-- What is needed --
Look through the data below. Pick out the lines holding the string "JSON".

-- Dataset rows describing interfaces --
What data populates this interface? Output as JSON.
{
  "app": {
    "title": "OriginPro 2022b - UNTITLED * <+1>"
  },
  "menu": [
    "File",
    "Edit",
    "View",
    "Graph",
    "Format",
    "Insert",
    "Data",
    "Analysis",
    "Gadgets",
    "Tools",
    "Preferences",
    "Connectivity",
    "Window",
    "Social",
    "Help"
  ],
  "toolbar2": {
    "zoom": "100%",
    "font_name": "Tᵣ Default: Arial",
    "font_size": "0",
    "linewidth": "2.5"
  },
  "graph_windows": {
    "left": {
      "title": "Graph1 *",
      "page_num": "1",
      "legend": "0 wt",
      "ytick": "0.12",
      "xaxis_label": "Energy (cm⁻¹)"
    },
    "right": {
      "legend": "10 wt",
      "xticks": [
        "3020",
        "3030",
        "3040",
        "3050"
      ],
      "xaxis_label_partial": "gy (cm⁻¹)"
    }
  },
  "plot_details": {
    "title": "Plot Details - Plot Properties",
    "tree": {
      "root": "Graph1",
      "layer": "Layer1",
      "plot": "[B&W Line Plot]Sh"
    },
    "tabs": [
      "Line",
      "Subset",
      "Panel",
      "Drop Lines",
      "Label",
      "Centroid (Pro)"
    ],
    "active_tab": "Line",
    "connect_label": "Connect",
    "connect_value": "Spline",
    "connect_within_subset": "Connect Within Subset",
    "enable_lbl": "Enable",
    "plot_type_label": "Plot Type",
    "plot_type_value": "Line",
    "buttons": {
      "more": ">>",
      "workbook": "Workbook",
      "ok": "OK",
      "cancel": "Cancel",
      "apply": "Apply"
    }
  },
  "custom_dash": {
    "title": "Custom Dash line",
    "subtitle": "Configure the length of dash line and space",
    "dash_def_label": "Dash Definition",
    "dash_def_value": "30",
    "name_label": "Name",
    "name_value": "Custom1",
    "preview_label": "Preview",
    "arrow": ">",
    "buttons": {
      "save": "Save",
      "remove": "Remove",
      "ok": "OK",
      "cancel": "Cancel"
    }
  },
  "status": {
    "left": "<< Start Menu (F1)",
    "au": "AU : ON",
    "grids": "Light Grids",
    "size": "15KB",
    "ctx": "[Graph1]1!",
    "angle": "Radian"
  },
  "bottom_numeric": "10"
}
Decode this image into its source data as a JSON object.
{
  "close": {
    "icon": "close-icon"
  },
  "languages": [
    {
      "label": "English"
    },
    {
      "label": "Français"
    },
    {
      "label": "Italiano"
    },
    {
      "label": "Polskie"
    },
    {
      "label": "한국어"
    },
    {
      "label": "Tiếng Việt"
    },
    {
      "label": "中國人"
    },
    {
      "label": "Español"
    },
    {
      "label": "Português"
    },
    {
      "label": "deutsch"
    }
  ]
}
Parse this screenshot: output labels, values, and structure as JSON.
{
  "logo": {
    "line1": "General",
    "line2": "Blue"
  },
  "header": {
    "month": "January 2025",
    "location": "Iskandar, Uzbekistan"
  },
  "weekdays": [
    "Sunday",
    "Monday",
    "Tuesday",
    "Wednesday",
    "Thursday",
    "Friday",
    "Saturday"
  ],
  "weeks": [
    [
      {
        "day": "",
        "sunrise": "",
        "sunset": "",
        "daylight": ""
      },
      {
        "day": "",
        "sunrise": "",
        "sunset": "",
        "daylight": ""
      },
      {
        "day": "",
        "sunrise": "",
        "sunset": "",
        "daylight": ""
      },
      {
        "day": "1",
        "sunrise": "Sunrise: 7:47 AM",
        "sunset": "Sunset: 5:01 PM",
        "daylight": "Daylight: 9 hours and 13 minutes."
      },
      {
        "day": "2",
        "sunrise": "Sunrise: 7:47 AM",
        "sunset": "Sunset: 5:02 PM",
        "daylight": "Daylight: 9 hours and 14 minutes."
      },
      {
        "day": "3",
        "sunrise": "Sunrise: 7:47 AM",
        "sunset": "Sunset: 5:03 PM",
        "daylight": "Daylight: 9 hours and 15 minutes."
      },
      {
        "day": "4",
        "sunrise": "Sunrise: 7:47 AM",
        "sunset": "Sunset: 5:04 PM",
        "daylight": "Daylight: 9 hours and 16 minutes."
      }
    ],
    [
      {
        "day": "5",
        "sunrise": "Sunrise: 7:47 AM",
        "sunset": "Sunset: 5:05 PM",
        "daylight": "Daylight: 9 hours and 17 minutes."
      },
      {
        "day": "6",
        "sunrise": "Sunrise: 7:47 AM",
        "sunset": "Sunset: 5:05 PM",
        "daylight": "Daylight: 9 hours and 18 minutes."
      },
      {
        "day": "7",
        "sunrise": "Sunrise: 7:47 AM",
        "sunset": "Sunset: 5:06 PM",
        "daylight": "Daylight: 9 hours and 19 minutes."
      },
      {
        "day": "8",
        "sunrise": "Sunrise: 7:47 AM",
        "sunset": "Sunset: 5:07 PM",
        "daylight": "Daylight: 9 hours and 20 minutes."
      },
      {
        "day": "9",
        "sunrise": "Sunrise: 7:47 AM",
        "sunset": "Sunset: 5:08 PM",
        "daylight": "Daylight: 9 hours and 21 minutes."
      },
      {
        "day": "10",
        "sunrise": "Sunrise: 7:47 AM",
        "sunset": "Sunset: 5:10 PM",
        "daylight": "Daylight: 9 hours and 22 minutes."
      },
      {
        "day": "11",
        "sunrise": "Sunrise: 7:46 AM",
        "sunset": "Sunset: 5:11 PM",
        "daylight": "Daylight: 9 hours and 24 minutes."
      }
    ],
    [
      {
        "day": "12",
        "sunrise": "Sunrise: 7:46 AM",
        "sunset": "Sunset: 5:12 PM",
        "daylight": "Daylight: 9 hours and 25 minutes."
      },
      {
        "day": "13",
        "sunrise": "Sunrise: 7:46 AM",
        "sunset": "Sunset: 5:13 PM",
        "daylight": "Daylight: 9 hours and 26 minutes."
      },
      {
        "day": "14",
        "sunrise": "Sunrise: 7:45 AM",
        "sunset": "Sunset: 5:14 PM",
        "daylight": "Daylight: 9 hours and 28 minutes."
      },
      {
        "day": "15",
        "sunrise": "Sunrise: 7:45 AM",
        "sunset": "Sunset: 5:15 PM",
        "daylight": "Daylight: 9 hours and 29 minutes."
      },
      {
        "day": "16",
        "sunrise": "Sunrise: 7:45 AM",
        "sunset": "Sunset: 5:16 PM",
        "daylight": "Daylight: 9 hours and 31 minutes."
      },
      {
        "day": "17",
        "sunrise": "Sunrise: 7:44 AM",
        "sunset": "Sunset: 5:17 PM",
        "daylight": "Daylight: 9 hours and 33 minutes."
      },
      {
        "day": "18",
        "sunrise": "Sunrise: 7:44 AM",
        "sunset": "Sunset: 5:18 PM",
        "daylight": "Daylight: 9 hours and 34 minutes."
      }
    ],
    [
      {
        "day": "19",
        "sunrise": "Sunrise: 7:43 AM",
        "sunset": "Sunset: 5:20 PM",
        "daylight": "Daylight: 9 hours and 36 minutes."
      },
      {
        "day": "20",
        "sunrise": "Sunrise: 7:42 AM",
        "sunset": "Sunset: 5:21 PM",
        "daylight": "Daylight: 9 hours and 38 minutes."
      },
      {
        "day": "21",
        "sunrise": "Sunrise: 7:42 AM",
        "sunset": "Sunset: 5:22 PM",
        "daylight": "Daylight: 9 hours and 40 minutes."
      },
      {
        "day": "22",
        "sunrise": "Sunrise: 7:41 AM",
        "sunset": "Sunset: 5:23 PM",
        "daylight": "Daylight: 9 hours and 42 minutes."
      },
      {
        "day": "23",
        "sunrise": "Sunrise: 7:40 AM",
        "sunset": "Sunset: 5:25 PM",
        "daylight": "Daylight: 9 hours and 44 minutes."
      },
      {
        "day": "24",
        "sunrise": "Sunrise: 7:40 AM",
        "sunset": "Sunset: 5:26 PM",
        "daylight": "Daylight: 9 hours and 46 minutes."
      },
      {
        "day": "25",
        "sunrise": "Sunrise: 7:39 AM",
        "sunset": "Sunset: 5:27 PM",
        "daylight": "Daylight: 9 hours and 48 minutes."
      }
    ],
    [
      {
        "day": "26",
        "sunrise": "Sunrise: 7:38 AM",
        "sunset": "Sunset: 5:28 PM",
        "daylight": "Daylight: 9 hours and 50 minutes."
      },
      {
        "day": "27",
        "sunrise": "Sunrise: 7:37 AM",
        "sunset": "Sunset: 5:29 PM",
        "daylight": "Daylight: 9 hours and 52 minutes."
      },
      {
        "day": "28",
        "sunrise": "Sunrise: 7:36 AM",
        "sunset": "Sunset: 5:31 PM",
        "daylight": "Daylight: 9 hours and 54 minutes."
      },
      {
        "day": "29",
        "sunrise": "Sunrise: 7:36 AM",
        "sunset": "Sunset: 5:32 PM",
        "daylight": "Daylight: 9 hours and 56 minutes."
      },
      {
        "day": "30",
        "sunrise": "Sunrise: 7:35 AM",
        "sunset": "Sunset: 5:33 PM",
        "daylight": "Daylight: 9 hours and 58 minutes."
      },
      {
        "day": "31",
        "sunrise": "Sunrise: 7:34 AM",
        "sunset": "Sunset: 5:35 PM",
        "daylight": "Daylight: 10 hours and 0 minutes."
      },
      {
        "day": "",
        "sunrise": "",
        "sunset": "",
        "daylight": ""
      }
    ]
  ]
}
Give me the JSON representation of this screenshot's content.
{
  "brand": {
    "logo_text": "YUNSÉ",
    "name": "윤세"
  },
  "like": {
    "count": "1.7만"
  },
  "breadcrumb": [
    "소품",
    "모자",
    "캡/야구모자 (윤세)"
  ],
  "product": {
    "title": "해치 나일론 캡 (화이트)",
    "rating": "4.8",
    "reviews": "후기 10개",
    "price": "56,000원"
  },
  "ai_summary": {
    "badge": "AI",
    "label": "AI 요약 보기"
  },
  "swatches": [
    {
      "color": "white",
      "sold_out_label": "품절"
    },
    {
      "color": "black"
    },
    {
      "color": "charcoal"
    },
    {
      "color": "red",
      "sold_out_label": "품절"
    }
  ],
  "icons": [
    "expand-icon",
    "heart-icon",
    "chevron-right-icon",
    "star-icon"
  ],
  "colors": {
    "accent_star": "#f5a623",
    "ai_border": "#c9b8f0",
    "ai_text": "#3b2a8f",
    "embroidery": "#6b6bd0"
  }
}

-- Exercise result --
What data populates this interface? Output as JSON.
Decode this image into its source data as a JSON object.
Parse this screenshot: output labels, values, and structure as JSON.
Give me the JSON representation of this screenshot's content.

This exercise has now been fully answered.